◆ WHAT YOU ARE ASKED TO DO:
Copy out every record below exactly as written, but leave out any pictures.

◆ MATERIAL TO PROCESS:

++++++++++

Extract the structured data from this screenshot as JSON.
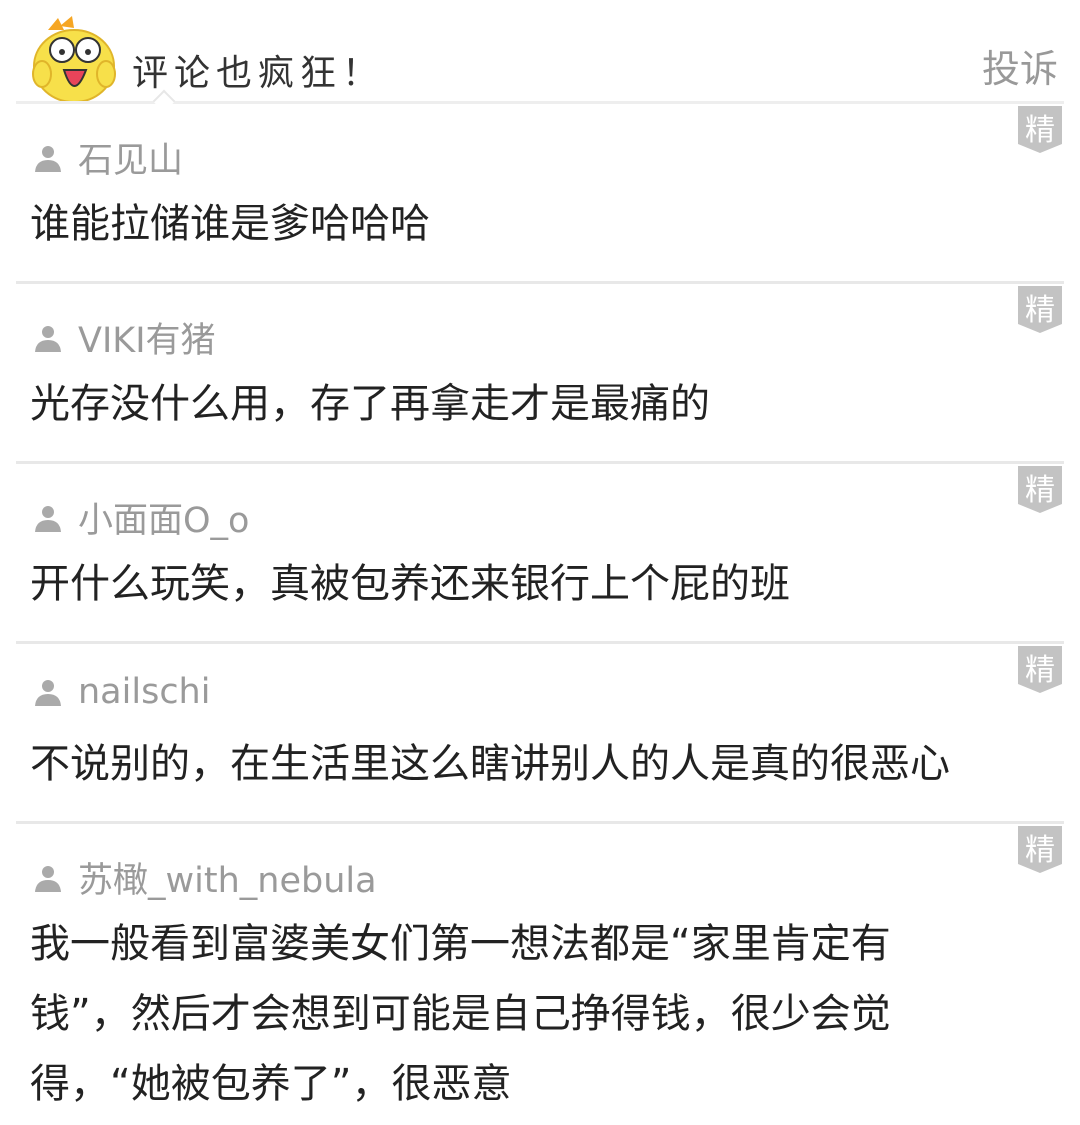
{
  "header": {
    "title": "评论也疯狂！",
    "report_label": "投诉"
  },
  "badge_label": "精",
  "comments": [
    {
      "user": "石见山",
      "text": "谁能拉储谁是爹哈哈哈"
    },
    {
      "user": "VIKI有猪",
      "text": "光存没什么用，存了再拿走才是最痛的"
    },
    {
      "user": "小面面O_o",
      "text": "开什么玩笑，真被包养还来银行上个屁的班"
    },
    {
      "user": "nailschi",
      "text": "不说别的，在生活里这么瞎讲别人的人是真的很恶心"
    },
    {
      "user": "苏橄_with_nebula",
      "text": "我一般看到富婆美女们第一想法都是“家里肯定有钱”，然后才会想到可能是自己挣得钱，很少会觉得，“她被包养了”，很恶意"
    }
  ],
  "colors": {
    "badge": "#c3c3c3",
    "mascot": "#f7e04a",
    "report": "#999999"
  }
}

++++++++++

◆ WRITTEN ANSWER:
Extract the structured data from this screenshot as JSON.
{
  "header": {
    "title": "评论也疯狂！",
    "report_label": "投诉"
  },
  "badge_label": "精",
  "comments": [
    {
      "user": "石见山",
      "text": "谁能拉储谁是爹哈哈哈"
    },
    {
      "user": "VIKI有猪",
      "text": "光存没什么用，存了再拿走才是最痛的"
    },
    {
      "user": "小面面O_o",
      "text": "开什么玩笑，真被包养还来银行上个屁的班"
    },
    {
      "user": "nailschi",
      "text": "不说别的，在生活里这么瞎讲别人的人是真的很恶心"
    },
    {
      "user": "苏橄_with_nebula",
      "text": "我一般看到富婆美女们第一想法都是“家里肯定有钱”，然后才会想到可能是自己挣得钱，很少会觉得，“她被包养了”，很恶意"
    }
  ],
  "colors": {
    "badge": "#c3c3c3",
    "mascot": "#f7e04a",
    "report": "#999999"
  }
}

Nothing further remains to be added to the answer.